[Instructions to follow] The records below are to be output exactly, except for their pictures.

Start of Given data

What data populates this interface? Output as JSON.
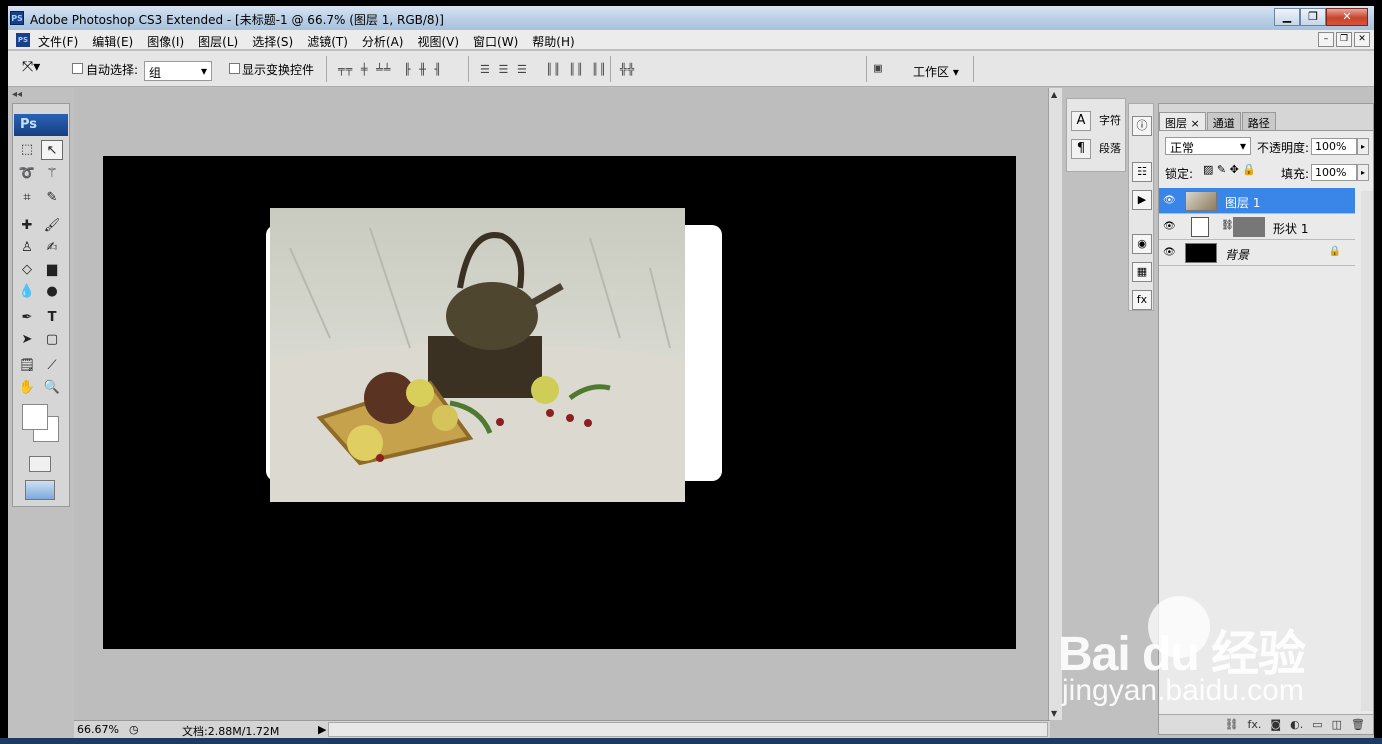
{
  "window": {
    "app_icon": "PS",
    "title": "Adobe Photoshop CS3 Extended - [未标题-1 @ 66.7% (图层 1, RGB/8)]",
    "controls": [
      "minimize",
      "maximize",
      "close"
    ]
  },
  "menubar": {
    "items": [
      "文件(F)",
      "编辑(E)",
      "图像(I)",
      "图层(L)",
      "选择(S)",
      "滤镜(T)",
      "分析(A)",
      "视图(V)",
      "窗口(W)",
      "帮助(H)"
    ]
  },
  "options_bar": {
    "auto_select_label": "自动选择:",
    "auto_select_checked": false,
    "auto_select_value": "组",
    "show_transform_label": "显示变换控件",
    "show_transform_checked": false,
    "workspace_label": "工作区 ▾"
  },
  "toolbox": {
    "logo": "Ps",
    "active_tool": "move-tool",
    "foreground_color": "#ffffff",
    "background_color": "#ffffff"
  },
  "document": {
    "zoom": "66.67%",
    "doc_info": "文档:2.88M/1.72M",
    "background_color": "#000000",
    "shape_color": "#ffffff"
  },
  "char_panel": {
    "items": [
      {
        "icon": "A",
        "label": "字符"
      },
      {
        "icon": "¶",
        "label": "段落"
      }
    ]
  },
  "layers_panel": {
    "tabs": [
      "图层 ×",
      "通道",
      "路径"
    ],
    "blend_mode": "正常",
    "opacity_label": "不透明度:",
    "opacity": "100%",
    "lock_label": "锁定:",
    "fill_label": "填充:",
    "fill": "100%",
    "layers": [
      {
        "name": "图层 1",
        "selected": true
      },
      {
        "name": "形状 1",
        "selected": false
      },
      {
        "name": "背景",
        "selected": false,
        "locked": true
      }
    ],
    "footer_icons": [
      "link-icon",
      "fx-icon",
      "mask-icon",
      "adjustment-icon",
      "group-icon",
      "new-layer-icon",
      "trash-icon"
    ]
  },
  "watermark": {
    "brand": "Bai du 经验",
    "url": "jingyan.baidu.com"
  }
}
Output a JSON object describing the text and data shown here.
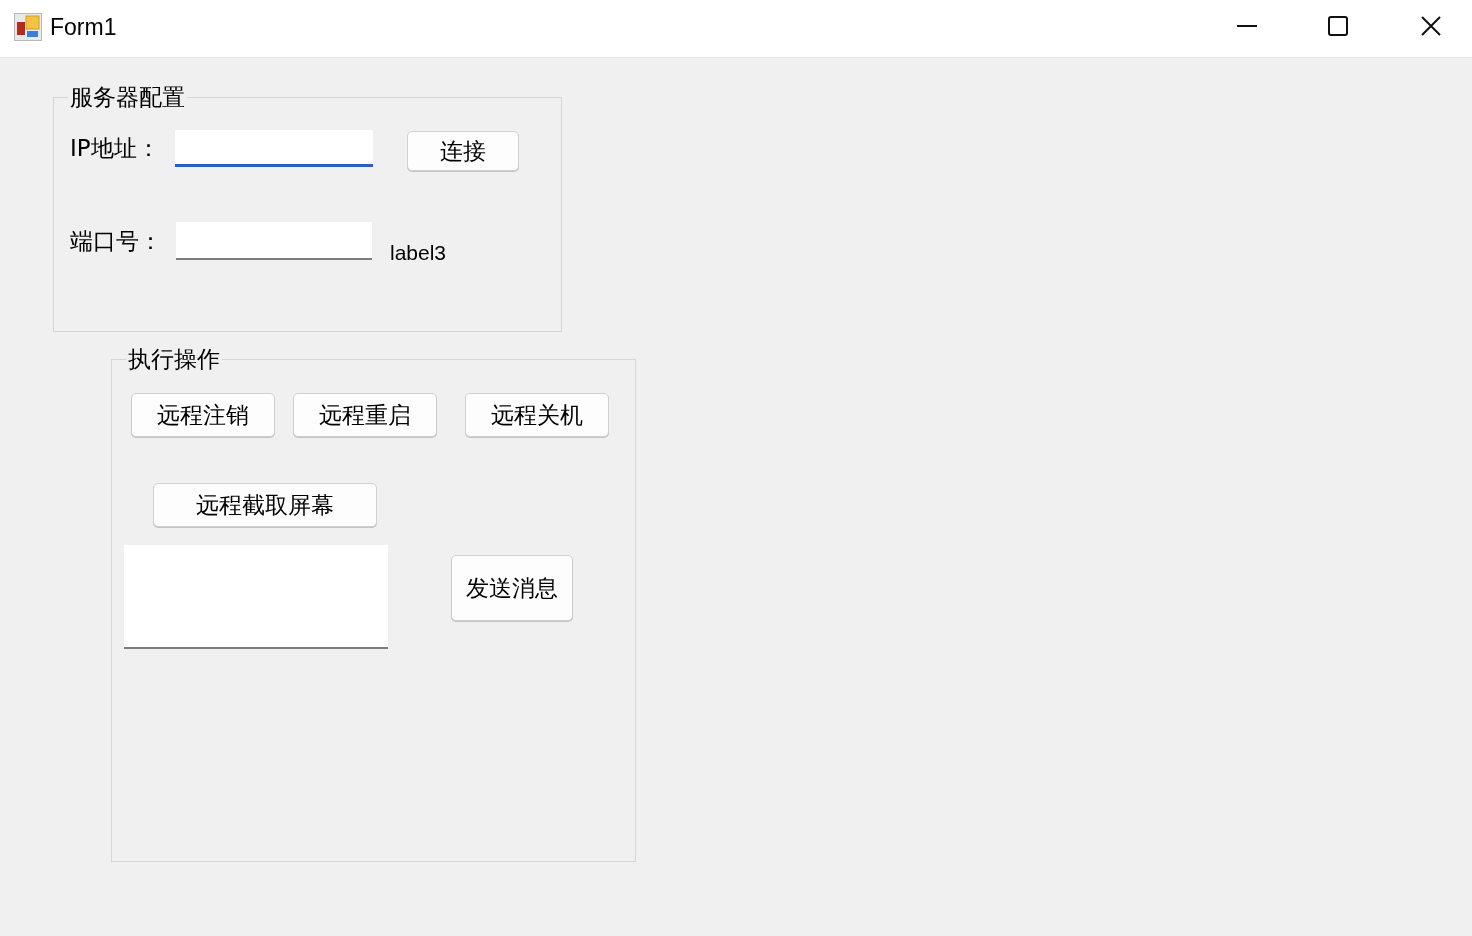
{
  "window": {
    "title": "Form1"
  },
  "server_config": {
    "title": "服务器配置",
    "ip": {
      "label": "IP地址：",
      "focused": true
    },
    "connect_button": "连接",
    "port": {
      "label": "端口号：",
      "focused": false
    },
    "side_label": "label3"
  },
  "operations": {
    "title": "执行操作",
    "buttons": [
      "远程注销",
      "远程重启",
      "远程关机"
    ],
    "screenshot_button": "远程截取屏幕",
    "message_box": {
      "focused": false
    },
    "send_button": "发送消息"
  }
}
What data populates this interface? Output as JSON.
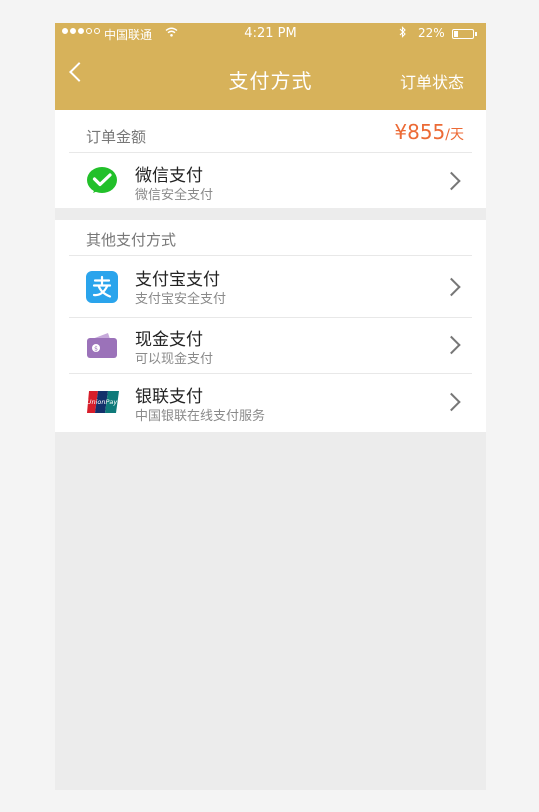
{
  "status_bar": {
    "carrier": "中国联通",
    "time": "4:21 PM",
    "battery": "22%",
    "battery_level": 0.22
  },
  "nav": {
    "title": "支付方式",
    "right_link": "订单状态"
  },
  "order": {
    "label": "订单金额",
    "amount": "¥855",
    "unit": "/天"
  },
  "wechat": {
    "name": "微信支付",
    "desc": "微信安全支付"
  },
  "other_section": {
    "label": "其他支付方式"
  },
  "methods": [
    {
      "name": "支付宝支付",
      "desc": "支付宝安全支付",
      "icon": "alipay-icon"
    },
    {
      "name": "现金支付",
      "desc": "可以现金支付",
      "icon": "wallet-icon"
    },
    {
      "name": "银联支付",
      "desc": "中国银联在线支付服务",
      "icon": "unionpay-icon"
    }
  ],
  "colors": {
    "header": "#d7b25a",
    "price": "#ec6a35",
    "wechat": "#22c02a",
    "alipay": "#2aa4ec",
    "wallet": "#9b72b9"
  }
}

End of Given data

[Answer area]
What data populates this interface? Output as JSON.
{
  "window": {
    "app_icon": "PS",
    "title": "Adobe Photoshop CS3 Extended - [未标题-1 @ 66.7% (图层 1, RGB/8)]",
    "controls": [
      "minimize",
      "maximize",
      "close"
    ]
  },
  "menubar": {
    "items": [
      "文件(F)",
      "编辑(E)",
      "图像(I)",
      "图层(L)",
      "选择(S)",
      "滤镜(T)",
      "分析(A)",
      "视图(V)",
      "窗口(W)",
      "帮助(H)"
    ]
  },
  "options_bar": {
    "auto_select_label": "自动选择:",
    "auto_select_checked": false,
    "auto_select_value": "组",
    "show_transform_label": "显示变换控件",
    "show_transform_checked": false,
    "workspace_label": "工作区 ▾"
  },
  "toolbox": {
    "logo": "Ps",
    "active_tool": "move-tool",
    "foreground_color": "#ffffff",
    "background_color": "#ffffff"
  },
  "document": {
    "zoom": "66.67%",
    "doc_info": "文档:2.88M/1.72M",
    "background_color": "#000000",
    "shape_color": "#ffffff"
  },
  "char_panel": {
    "items": [
      {
        "icon": "A",
        "label": "字符"
      },
      {
        "icon": "¶",
        "label": "段落"
      }
    ]
  },
  "layers_panel": {
    "tabs": [
      "图层 ×",
      "通道",
      "路径"
    ],
    "blend_mode": "正常",
    "opacity_label": "不透明度:",
    "opacity": "100%",
    "lock_label": "锁定:",
    "fill_label": "填充:",
    "fill": "100%",
    "layers": [
      {
        "name": "图层 1",
        "selected": true
      },
      {
        "name": "形状 1",
        "selected": false
      },
      {
        "name": "背景",
        "selected": false,
        "locked": true
      }
    ],
    "footer_icons": [
      "link-icon",
      "fx-icon",
      "mask-icon",
      "adjustment-icon",
      "group-icon",
      "new-layer-icon",
      "trash-icon"
    ]
  },
  "watermark": {
    "brand": "Bai du 经验",
    "url": "jingyan.baidu.com"
  }
}
Output a JSON object describing the text and data shown here.
{
  "window": {
    "title": "Form1"
  },
  "server_config": {
    "title": "服务器配置",
    "ip": {
      "label": "IP地址：",
      "focused": true
    },
    "connect_button": "连接",
    "port": {
      "label": "端口号：",
      "focused": false
    },
    "side_label": "label3"
  },
  "operations": {
    "title": "执行操作",
    "buttons": [
      "远程注销",
      "远程重启",
      "远程关机"
    ],
    "screenshot_button": "远程截取屏幕",
    "message_box": {
      "focused": false
    },
    "send_button": "发送消息"
  }
}
What data populates this interface? Output as JSON.
{
  "status_bar": {
    "carrier": "中国联通",
    "time": "4:21 PM",
    "battery": "22%",
    "battery_level": 0.22
  },
  "nav": {
    "title": "支付方式",
    "right_link": "订单状态"
  },
  "order": {
    "label": "订单金额",
    "amount": "¥855",
    "unit": "/天"
  },
  "wechat": {
    "name": "微信支付",
    "desc": "微信安全支付"
  },
  "other_section": {
    "label": "其他支付方式"
  },
  "methods": [
    {
      "name": "支付宝支付",
      "desc": "支付宝安全支付",
      "icon": "alipay-icon"
    },
    {
      "name": "现金支付",
      "desc": "可以现金支付",
      "icon": "wallet-icon"
    },
    {
      "name": "银联支付",
      "desc": "中国银联在线支付服务",
      "icon": "unionpay-icon"
    }
  ],
  "colors": {
    "header": "#d7b25a",
    "price": "#ec6a35",
    "wechat": "#22c02a",
    "alipay": "#2aa4ec",
    "wallet": "#9b72b9"
  }
}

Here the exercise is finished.